- Clinical psychology doctoral student Ben Parchem, MA ’20, wrote his first-authored publication, "Perceptions of power and sexual pleasure associated with sexual behaviour profiles among Latino sexual minority men.” Ben also wrote an article, alongside Sherry Molock, examining the impact of COVID on college students from communities of color, which was featured in the Journal of American College Health.
- With guidance from Psi Chi psychology honor society advisor Professor Dennis Schell, the Psi Chi group provided virtual information sessions on careers and graduate school for our undergraduates.
- Sarah Shomstein was named the next editor of Attention Perception & Psychophysics (AP&P) on January 1, 2021. AP&P is an official journal of the Psychonomic Society and spans all areas of research in sensory processes, perception, attention and psychophysics.
- Professor Carol Sigelman received the 2021 Trachtenberg Service Award for her excellent service to the Psychological and Brain Sciences Department, Office of the Provost and the university.

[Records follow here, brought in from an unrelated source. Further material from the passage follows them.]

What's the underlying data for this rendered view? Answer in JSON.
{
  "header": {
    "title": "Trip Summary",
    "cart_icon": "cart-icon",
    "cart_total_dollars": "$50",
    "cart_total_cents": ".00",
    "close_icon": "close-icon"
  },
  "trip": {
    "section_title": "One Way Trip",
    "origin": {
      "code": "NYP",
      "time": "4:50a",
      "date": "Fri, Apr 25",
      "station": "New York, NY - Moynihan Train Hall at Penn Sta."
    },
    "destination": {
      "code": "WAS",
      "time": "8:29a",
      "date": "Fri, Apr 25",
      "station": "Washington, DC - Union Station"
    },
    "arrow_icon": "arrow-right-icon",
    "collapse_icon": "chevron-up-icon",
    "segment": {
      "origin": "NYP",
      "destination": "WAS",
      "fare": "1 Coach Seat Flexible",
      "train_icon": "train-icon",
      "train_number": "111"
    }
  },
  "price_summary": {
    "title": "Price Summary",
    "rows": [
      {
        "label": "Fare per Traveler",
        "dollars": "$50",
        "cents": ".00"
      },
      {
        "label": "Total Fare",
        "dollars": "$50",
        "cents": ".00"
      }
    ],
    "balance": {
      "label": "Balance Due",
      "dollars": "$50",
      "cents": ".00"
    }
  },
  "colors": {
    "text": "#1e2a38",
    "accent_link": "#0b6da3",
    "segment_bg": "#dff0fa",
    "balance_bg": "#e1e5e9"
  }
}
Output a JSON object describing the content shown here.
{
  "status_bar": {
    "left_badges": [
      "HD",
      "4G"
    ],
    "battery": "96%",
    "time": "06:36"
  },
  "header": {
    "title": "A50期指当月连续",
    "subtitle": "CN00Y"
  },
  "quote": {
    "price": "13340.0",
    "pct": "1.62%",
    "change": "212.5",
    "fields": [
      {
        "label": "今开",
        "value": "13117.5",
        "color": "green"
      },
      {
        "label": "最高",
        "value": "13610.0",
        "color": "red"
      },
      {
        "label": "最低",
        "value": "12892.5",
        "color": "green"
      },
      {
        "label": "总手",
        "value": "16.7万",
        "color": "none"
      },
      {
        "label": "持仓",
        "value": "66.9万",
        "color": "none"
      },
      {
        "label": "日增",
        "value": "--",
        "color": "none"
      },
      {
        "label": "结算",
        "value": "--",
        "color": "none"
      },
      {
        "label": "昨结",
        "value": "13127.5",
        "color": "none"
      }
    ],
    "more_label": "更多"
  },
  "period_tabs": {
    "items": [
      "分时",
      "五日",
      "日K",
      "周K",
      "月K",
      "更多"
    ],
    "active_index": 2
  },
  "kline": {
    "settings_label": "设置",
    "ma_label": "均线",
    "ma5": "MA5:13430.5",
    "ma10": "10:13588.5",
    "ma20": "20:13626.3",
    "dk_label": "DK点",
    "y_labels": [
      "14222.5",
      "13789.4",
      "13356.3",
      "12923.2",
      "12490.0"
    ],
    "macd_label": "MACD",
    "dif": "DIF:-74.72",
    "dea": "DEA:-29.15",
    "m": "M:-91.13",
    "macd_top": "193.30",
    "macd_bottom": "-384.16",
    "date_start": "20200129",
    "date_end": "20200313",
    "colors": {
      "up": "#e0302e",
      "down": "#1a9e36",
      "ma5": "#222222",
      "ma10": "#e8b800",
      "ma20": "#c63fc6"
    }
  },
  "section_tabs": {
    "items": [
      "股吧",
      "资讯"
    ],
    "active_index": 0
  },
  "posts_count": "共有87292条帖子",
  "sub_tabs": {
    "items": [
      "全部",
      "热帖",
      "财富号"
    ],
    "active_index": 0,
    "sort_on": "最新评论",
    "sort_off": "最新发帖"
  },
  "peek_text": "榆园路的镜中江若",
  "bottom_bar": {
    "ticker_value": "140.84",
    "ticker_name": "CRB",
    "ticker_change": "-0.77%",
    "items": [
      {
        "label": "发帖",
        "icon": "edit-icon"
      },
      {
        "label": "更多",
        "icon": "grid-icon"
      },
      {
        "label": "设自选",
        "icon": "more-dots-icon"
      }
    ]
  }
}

- Michelle Stock received a GW COVID-19 Research Fund award to explore how the mental and physical health of young Black adults in Washington, D.C., is impacted by coronavirus-related stressors.
- The paper, "Abstaining College Students' Motives to Use E-Cigarettes,” written by applied social psychology graduate students Kate AuBuchon, MA ’21, and Jonah Kracke-Bock, MA ’28, has been accepted for publication by the Journal of Studies on Alcohol and Drugs. Applied social psychology faculty members Tonya Dodge and Michelle Stock were co-authors of the paper.